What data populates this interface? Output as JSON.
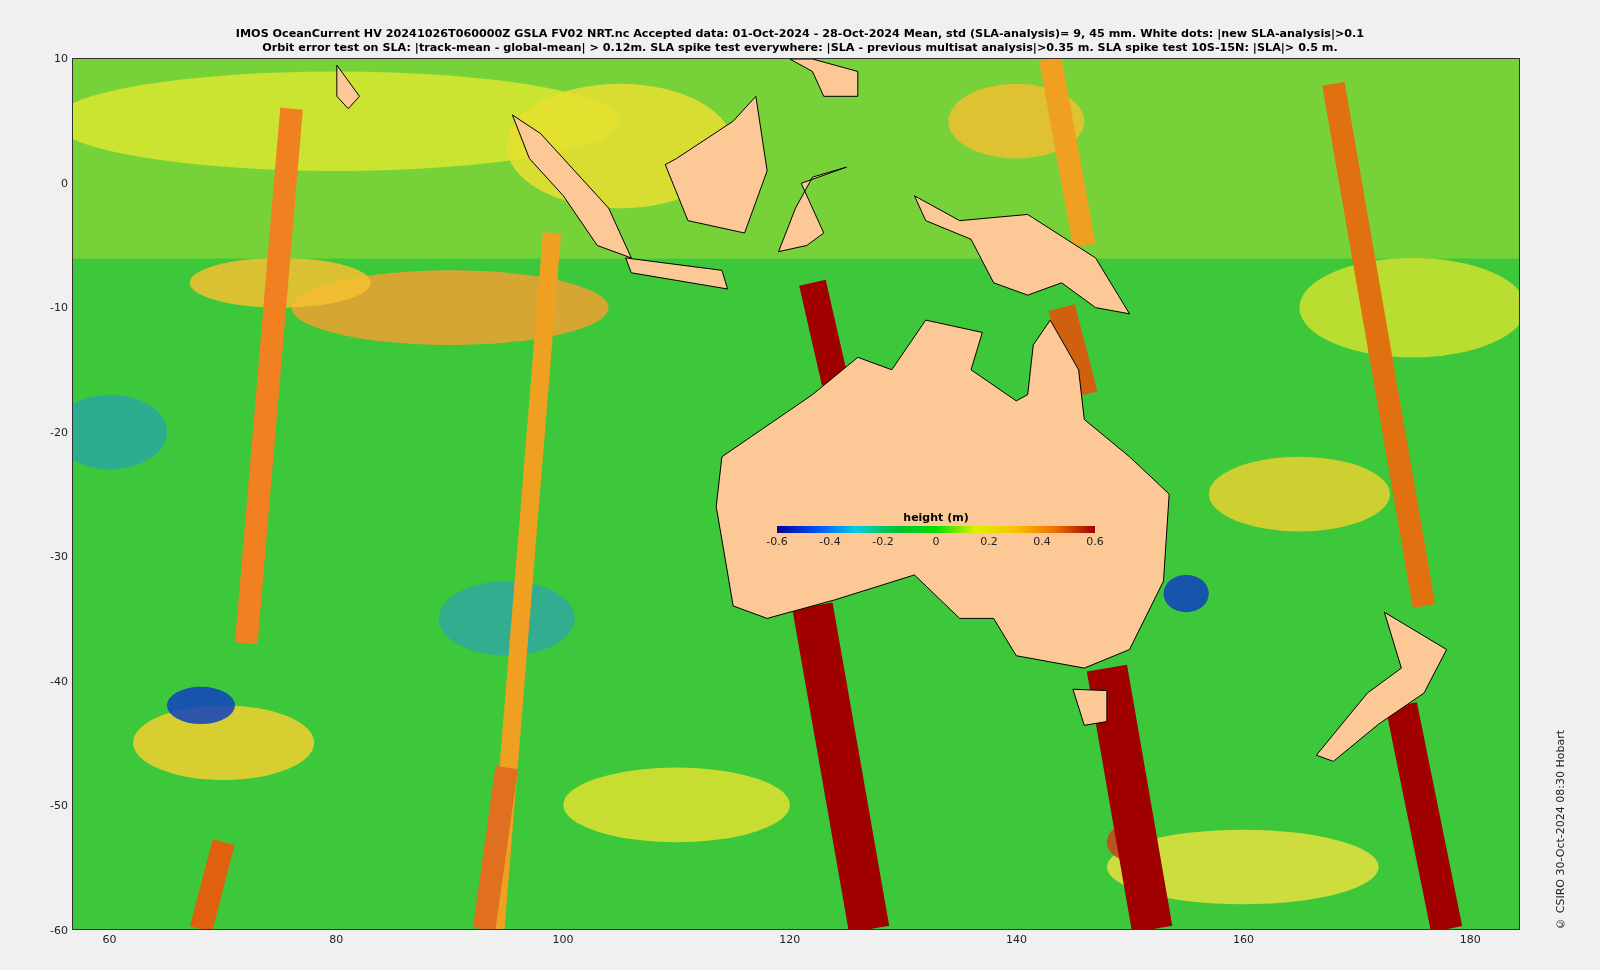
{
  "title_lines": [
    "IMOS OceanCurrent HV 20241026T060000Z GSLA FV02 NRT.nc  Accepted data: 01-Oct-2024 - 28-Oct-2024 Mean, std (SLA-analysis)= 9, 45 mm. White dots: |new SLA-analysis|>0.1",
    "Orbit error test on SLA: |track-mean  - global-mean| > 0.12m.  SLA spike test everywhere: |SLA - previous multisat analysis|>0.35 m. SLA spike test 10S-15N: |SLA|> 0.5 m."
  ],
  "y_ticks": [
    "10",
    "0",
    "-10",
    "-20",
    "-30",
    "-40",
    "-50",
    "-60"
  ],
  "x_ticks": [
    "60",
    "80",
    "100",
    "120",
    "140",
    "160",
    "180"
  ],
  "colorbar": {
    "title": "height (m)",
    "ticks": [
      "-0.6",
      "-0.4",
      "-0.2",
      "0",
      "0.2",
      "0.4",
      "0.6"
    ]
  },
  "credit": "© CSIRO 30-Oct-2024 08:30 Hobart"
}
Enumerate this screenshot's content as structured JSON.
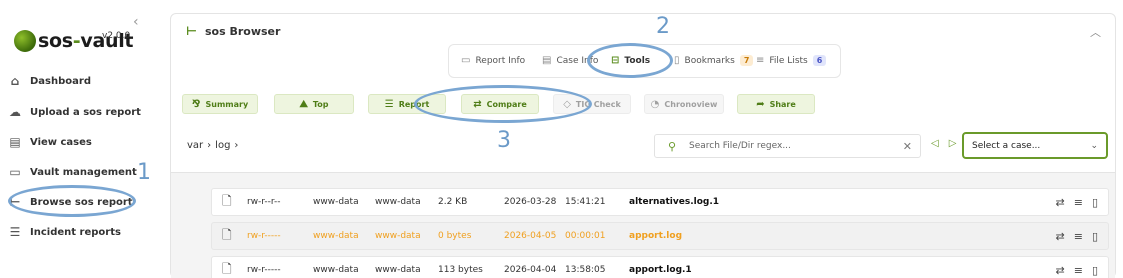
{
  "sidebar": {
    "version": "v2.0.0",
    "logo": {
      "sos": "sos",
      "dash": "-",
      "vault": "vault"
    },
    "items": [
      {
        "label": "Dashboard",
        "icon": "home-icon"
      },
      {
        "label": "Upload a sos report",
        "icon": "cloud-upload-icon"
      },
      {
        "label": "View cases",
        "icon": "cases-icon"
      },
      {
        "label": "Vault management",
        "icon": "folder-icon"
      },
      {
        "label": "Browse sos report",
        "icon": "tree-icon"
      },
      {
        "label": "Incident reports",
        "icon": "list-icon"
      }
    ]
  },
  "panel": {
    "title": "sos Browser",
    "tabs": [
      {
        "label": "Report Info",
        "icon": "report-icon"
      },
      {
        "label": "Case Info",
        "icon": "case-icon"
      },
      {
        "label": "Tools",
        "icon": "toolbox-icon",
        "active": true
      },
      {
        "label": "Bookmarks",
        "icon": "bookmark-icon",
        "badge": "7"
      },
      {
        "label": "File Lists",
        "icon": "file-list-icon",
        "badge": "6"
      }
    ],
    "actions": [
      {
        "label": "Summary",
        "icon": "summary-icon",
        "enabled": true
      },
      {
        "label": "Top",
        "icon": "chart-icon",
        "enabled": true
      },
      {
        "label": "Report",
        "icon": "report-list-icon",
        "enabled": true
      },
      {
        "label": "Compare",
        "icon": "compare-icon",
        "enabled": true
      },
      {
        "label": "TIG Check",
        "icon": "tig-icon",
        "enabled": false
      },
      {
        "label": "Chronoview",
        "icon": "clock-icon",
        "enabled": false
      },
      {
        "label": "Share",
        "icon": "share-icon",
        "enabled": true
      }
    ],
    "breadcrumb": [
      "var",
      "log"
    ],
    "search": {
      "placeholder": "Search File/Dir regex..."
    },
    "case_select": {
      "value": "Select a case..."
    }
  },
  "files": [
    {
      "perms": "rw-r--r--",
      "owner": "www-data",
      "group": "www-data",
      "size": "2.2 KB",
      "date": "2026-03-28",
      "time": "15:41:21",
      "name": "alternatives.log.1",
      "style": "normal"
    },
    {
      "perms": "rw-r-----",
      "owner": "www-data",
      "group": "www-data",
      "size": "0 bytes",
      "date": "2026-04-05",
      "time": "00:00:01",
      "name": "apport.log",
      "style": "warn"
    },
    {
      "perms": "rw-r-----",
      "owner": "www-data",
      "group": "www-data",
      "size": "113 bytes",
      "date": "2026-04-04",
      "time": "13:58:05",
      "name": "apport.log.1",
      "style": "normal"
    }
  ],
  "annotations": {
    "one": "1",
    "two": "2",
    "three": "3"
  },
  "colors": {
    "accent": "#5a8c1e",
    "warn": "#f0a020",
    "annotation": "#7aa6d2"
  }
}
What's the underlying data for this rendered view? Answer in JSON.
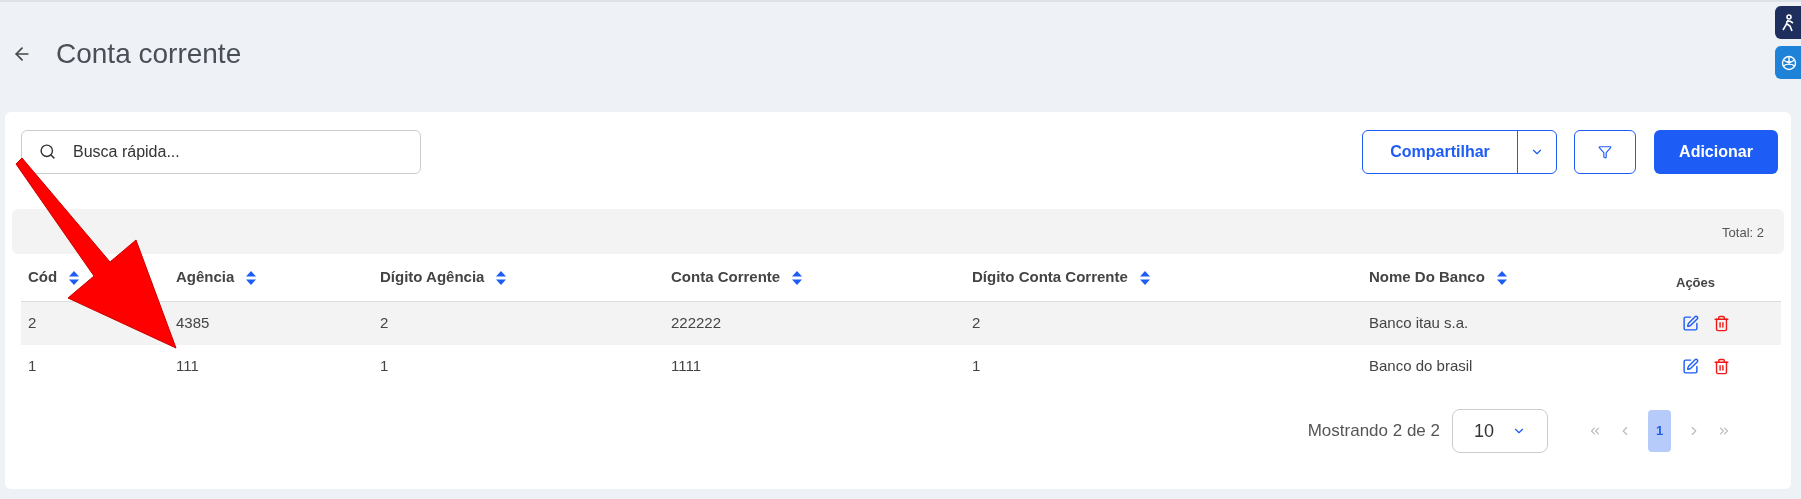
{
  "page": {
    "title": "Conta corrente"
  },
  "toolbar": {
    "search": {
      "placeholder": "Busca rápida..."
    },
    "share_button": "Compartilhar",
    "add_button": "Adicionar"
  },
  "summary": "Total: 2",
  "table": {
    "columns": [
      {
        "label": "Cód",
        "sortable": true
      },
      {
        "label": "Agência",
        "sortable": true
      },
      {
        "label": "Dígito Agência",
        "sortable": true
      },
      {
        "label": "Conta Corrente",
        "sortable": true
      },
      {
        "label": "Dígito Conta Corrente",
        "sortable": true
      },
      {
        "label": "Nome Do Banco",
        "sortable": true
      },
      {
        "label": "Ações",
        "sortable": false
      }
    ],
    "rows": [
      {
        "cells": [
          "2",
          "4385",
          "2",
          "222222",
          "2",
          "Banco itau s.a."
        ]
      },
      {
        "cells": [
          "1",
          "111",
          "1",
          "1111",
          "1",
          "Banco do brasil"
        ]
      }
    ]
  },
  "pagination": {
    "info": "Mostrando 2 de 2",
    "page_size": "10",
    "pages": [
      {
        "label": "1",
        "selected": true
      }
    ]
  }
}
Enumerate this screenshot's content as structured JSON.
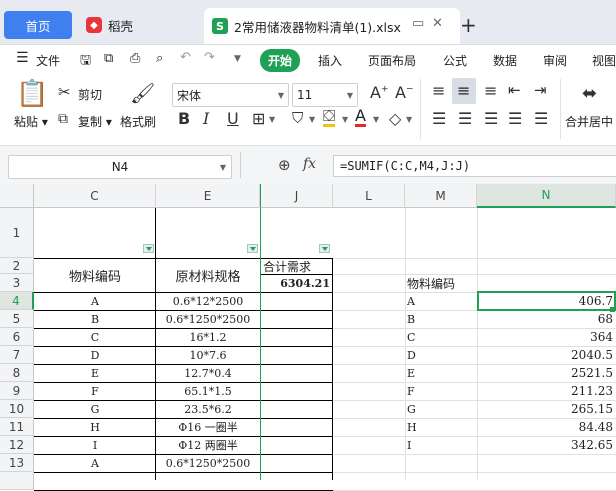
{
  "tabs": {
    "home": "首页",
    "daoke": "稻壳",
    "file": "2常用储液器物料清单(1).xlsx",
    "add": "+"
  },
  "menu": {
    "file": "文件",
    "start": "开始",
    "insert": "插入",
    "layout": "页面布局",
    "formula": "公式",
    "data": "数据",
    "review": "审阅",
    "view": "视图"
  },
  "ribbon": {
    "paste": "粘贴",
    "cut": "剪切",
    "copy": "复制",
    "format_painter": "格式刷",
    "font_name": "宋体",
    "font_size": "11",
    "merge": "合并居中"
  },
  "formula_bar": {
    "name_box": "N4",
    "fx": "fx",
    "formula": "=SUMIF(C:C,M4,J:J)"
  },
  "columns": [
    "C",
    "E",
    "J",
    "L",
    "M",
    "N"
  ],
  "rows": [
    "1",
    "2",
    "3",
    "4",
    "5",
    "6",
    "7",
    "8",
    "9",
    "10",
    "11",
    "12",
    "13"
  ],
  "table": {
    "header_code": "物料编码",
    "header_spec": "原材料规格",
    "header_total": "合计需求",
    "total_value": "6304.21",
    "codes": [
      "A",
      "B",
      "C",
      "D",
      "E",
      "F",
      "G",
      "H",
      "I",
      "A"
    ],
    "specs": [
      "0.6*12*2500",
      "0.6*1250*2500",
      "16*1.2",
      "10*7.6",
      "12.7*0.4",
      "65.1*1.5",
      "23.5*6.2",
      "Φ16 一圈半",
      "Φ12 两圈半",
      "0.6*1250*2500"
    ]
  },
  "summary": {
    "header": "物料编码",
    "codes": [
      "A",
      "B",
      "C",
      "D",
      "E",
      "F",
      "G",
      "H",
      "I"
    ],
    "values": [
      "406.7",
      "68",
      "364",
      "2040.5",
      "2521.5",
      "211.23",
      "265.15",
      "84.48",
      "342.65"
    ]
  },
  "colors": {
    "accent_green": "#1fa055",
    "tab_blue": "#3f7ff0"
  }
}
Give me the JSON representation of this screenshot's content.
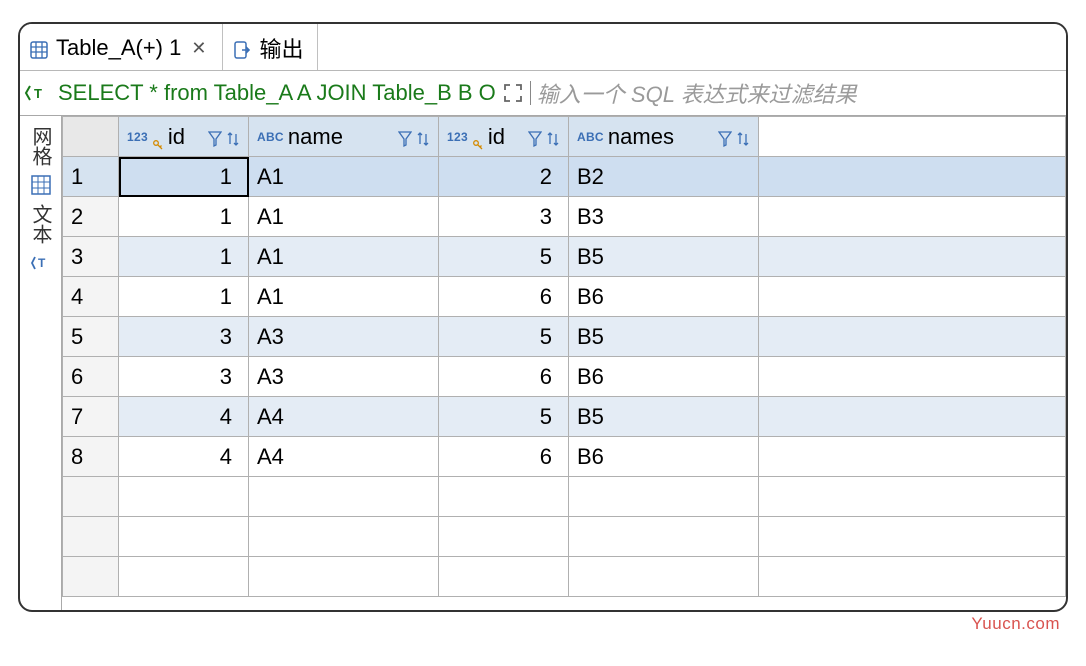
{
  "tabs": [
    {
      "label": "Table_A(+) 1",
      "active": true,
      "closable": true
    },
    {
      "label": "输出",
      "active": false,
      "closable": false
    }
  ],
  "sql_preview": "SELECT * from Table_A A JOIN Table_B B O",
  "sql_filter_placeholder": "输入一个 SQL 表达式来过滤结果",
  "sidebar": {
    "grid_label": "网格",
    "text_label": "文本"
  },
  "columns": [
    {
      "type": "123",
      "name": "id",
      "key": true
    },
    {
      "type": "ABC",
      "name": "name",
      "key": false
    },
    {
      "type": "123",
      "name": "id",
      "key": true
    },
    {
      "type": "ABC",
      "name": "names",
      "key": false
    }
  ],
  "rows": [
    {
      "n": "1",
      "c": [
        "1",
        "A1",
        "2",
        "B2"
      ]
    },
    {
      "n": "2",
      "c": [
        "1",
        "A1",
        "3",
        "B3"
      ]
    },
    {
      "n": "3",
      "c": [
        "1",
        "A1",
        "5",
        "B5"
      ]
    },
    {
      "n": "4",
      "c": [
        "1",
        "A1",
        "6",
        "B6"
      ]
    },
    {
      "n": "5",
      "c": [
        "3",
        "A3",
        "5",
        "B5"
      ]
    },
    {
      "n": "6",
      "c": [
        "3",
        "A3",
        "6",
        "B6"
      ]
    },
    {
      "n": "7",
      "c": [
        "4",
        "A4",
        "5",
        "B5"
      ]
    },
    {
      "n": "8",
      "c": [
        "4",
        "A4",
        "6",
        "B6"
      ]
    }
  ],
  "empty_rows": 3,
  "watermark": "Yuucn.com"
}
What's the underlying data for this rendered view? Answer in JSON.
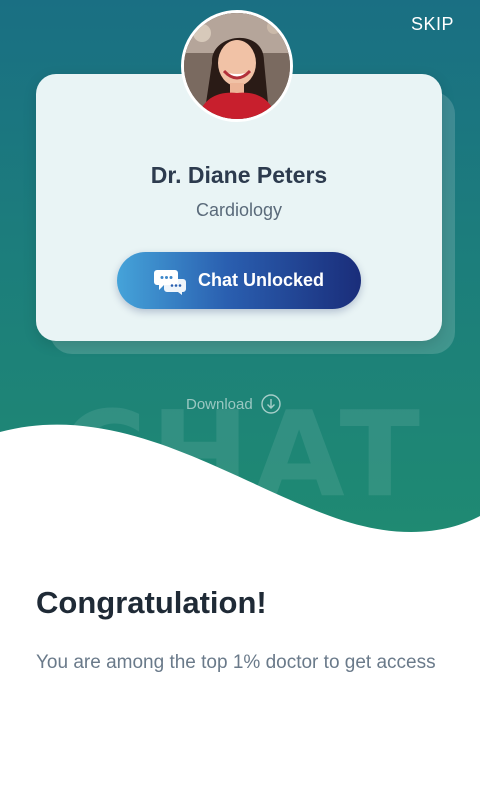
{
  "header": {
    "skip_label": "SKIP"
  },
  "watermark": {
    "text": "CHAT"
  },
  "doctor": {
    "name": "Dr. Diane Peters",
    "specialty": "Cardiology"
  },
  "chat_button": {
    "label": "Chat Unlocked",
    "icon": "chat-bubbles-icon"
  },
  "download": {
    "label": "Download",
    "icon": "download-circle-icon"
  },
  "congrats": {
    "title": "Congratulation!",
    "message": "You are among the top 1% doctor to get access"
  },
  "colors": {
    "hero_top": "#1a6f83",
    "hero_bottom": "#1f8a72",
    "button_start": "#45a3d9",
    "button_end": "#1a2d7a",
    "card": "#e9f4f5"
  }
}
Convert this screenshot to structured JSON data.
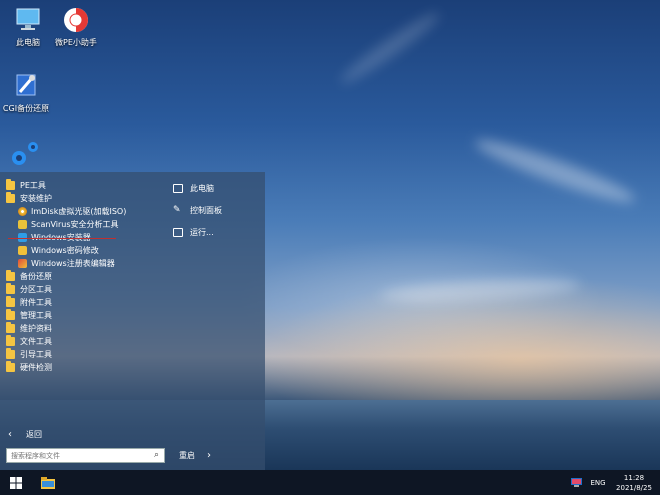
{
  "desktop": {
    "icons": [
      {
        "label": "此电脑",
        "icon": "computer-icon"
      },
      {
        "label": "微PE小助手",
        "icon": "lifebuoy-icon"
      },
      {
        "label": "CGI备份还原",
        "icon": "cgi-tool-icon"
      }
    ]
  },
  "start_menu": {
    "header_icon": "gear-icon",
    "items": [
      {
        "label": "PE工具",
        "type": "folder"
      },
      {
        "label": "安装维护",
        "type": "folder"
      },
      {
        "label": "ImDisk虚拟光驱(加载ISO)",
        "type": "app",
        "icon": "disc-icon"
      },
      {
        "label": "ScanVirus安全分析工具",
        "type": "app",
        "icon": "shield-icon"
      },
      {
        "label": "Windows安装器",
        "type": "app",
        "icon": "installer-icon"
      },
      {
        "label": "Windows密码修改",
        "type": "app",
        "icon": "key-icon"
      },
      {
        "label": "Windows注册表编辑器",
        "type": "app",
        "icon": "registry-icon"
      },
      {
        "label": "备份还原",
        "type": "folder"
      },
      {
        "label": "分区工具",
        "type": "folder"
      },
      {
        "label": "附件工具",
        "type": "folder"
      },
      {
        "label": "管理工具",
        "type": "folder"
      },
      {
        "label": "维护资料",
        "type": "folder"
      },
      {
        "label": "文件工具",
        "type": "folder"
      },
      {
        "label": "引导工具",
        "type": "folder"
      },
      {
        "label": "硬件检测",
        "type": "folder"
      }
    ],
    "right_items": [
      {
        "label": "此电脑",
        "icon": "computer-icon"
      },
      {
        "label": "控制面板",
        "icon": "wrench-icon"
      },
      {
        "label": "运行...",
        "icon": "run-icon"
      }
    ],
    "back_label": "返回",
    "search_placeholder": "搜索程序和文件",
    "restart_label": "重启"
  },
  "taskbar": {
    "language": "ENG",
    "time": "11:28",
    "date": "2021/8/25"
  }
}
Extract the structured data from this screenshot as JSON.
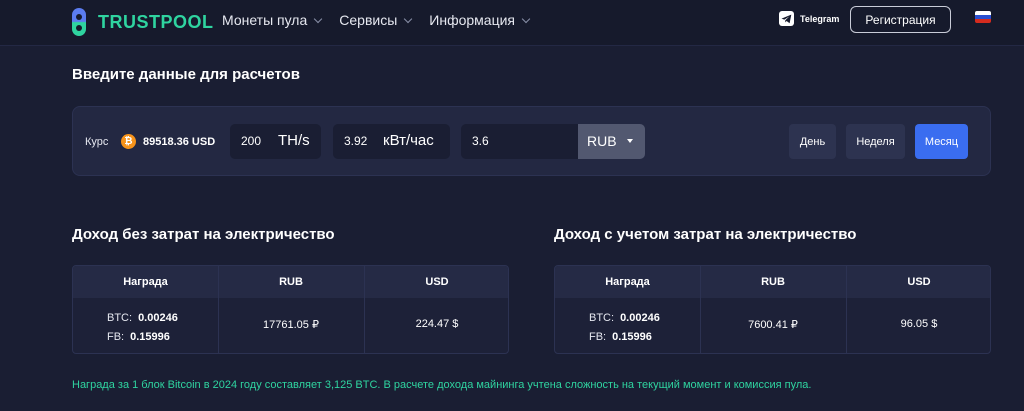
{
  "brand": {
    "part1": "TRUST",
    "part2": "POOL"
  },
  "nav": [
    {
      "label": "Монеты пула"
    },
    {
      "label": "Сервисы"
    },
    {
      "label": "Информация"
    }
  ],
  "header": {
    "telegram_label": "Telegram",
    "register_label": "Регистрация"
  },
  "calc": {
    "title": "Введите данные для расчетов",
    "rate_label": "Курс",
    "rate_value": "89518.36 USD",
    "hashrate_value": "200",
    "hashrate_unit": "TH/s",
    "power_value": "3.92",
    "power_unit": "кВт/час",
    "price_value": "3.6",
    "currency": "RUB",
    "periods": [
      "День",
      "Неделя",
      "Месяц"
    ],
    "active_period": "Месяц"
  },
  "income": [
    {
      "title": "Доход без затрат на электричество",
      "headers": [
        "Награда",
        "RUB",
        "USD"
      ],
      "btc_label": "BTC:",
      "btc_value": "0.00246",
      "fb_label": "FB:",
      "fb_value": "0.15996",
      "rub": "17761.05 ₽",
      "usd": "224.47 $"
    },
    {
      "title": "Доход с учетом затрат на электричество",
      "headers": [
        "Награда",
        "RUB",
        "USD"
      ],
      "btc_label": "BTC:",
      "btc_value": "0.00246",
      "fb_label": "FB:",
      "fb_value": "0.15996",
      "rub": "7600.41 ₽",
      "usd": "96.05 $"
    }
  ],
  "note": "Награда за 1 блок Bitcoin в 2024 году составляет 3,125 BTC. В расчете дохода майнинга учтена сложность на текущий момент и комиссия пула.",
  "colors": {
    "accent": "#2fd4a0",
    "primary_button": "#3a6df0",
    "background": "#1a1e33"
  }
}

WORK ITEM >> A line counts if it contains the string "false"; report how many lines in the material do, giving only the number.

RESPONSE FOR THIS EXERCISE >> 7